The Danish town of Sorø is not the most obvious place for a Gulf War mystery, but on March 17 Nizar Khazraji, a former Iraqi military chief-of-staff who turned against Saddam Hussein in 1996, disappeared thereand has yet to be found. Last Sunday, the Copenhagen daily Politiken cited a confidential March 28 report (English summary here) prepared by a former CIA head of counterterrorism claiming the agency had spirited him out of Denmark.
When he vanished, Khazraji was under a lenient Scandinavian version of house arrest while a Danish magistrate investigated him for alleged war crimes against the Kurds during the 1980s—a charge he has denied and denounced as politically motivated. If the United States was involved in his disappearance—which occurred while Khazraji took a walk in the woods—it aborted a judicial investigation in a sovereign country that also happens to be a member of the “coalition of the willing.”
Why would the United States take such a risk? Perhaps because it saw Khazraji as a key figure in turning the Iraqi army against the Baathist regime—and perhaps more. In a New Yorker piece in March 2002, Seymour Hersh wrote: “The C.I.A.’s brightest prospect, officials told me, is Nizar Khazraji. … As a Sunni and a former combat general, Khazraji is viewed by the C.I.A. as being far more acceptable to the Iraqi officer corps than [Iraqi National Congress leader Ahmed] Chalabi, a Shiite who left Iraq in 1958.” That Khazraji sees himself in similar terms was obvious in a Dec. 2, 2002 interview with the London-based daily Al-Hayat, when he declared, “I am sure that as soon as we set foot in Iraq, military units will join us. … There are a large number of officers and soldiers who are ready to work with us so that we can fight our way to Baghdad.”

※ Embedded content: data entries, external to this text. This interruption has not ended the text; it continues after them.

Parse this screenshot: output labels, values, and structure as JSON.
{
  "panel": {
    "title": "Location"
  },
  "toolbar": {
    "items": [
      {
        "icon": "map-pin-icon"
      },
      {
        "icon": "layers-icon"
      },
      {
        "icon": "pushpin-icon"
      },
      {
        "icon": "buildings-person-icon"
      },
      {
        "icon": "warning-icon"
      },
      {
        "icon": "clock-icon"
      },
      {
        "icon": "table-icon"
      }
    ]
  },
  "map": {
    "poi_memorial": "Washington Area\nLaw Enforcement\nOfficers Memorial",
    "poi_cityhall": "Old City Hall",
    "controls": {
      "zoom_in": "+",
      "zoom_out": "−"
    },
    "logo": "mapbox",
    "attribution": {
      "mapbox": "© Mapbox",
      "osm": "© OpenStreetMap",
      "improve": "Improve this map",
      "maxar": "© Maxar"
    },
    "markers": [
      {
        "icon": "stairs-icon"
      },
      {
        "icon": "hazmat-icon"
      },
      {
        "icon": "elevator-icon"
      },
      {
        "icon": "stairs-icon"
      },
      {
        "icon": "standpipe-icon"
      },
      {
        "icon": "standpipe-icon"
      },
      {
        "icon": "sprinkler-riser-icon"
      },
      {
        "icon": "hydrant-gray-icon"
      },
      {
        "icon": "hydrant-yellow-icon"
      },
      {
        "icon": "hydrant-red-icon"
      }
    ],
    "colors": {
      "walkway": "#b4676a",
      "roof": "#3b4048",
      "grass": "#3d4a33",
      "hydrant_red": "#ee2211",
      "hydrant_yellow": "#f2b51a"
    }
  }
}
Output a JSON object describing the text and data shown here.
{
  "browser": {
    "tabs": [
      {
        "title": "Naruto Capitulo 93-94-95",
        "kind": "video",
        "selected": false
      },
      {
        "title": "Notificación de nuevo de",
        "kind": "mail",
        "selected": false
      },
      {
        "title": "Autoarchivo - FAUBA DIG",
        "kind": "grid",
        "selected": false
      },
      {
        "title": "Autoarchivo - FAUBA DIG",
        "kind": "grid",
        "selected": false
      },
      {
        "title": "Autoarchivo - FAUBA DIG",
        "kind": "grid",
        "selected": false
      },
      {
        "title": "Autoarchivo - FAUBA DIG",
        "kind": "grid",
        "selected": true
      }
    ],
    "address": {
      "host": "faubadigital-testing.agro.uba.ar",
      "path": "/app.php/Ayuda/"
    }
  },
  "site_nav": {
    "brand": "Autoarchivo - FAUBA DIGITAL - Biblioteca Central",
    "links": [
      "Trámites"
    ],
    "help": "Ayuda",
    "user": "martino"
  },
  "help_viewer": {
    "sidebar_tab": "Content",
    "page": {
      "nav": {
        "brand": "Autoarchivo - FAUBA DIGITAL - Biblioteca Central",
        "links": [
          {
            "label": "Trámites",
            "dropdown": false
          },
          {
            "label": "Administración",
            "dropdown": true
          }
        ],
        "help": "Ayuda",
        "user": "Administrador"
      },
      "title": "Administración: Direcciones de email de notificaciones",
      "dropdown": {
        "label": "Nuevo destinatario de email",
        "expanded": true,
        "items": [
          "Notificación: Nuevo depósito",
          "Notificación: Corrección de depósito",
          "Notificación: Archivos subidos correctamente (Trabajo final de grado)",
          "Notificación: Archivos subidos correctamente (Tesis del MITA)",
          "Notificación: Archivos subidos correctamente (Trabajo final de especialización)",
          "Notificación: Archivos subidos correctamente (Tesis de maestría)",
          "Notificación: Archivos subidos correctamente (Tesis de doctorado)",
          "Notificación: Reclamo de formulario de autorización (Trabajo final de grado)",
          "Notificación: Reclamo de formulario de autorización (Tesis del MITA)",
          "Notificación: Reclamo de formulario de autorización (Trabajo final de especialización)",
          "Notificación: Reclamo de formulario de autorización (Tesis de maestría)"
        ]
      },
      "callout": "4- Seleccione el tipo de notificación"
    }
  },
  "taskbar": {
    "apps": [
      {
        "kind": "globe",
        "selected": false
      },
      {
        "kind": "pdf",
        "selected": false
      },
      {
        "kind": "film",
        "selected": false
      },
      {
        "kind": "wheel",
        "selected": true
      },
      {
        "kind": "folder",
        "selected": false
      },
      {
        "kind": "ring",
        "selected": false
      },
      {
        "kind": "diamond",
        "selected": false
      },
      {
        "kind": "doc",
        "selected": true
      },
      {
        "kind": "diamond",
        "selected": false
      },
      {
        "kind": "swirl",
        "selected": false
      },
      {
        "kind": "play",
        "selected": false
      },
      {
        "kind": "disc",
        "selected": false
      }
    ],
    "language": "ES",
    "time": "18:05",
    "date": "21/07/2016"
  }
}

Even if the paper trail doesn’t prove U.S. responsibility, reports of Khazraji’s presence in the Gulf are copious enough that it can be assumed he has at least crossed U.S. radar screens since his escape. The Politiken article was the only one to cite an actual document (the author, Vincent Cannistraro, refused to comment), however it was the Danish tabloid B.T. that first suggested a CIA link, in a story summarized by the weekly English-language Copenhagen Post:
In a detailed report, B.T. described how the plot to abduct the army officer … was planned. It is claimed that the head of [CIA] operations booked in at the Radisson SAS Royal Hotel, and, together with three other agents (staying at other hotels), kept Khazraji under surveillance, in order to determine routine security procedures surrounding the Iraqi general.
Due to insufficient police monitoring of Khazraji’s movements, it was apparently easy for the US agents to drive off with Khazraji in a Ford Mondeo, en route for Saudi Arabia, via a military airbase near Hamburg.
On April 2, it became apparent that the Danes had not ruled out American involvement. The justice minister, Lene Espersen, sent a letter to the U.S. Embassy in Copenhagen asking for a response to the accusatory press reports. Espersen implicitly discredited an alternative theory, which neither she nor Khazraji’s family ever seriously played up: his abduction by Saddam’s henchmen. In her letter, the minister asked the embassy for information about the circumstances of Khazraji’s disappearance and his whereabouts “in order to avoid unnecessary—and potentially harmful—public myths and thus to preserve the excellent relations between Denmark and close friends and allies such as the United States.” The U.S. embassy denied any involvement, though it was unclear why it should have been considered an authoritative source on what was purportedly a CIA plot.
No clearer are the myriad reports on Khazraji’s whereabouts. The Politiken article placed him in Kuwait. Another article in KurdishMedia.com said he was in the Kurdish town of Suleimaniyya, though it cited Danish press reports situating him variously in Saudi Arabia and Turkey. The London-based Saudi daily Al-Sharq al-Awsat also claimed he was in Kurdistan. Iran’s IRNA news agency thought he was in Qatar, while Khazraji’s son said he was in Hungary, presumably with an Iraqi opposition military force the United States is training there. A U.S. spokesman in Hungary denied the story. The Qatari and Hungarian angles can be taken with a grain of salt: If the United States had Khazraji, they would hardly have sent him to Doha to appear next to Tommy Franks. And Hungary is the last place Khazraji would have gone; the men there are Chalabi loyalists, and he and Chalabi are adversaries.
Eventually, Khazraji will probably reappear, most likely in Iraq, with a good explanation for how he got there that will exonerate almost everybody. The Danes will be left holding the file on a half-finished judicial inquiry—perhaps of a man who will by then be a senior Iraqi official.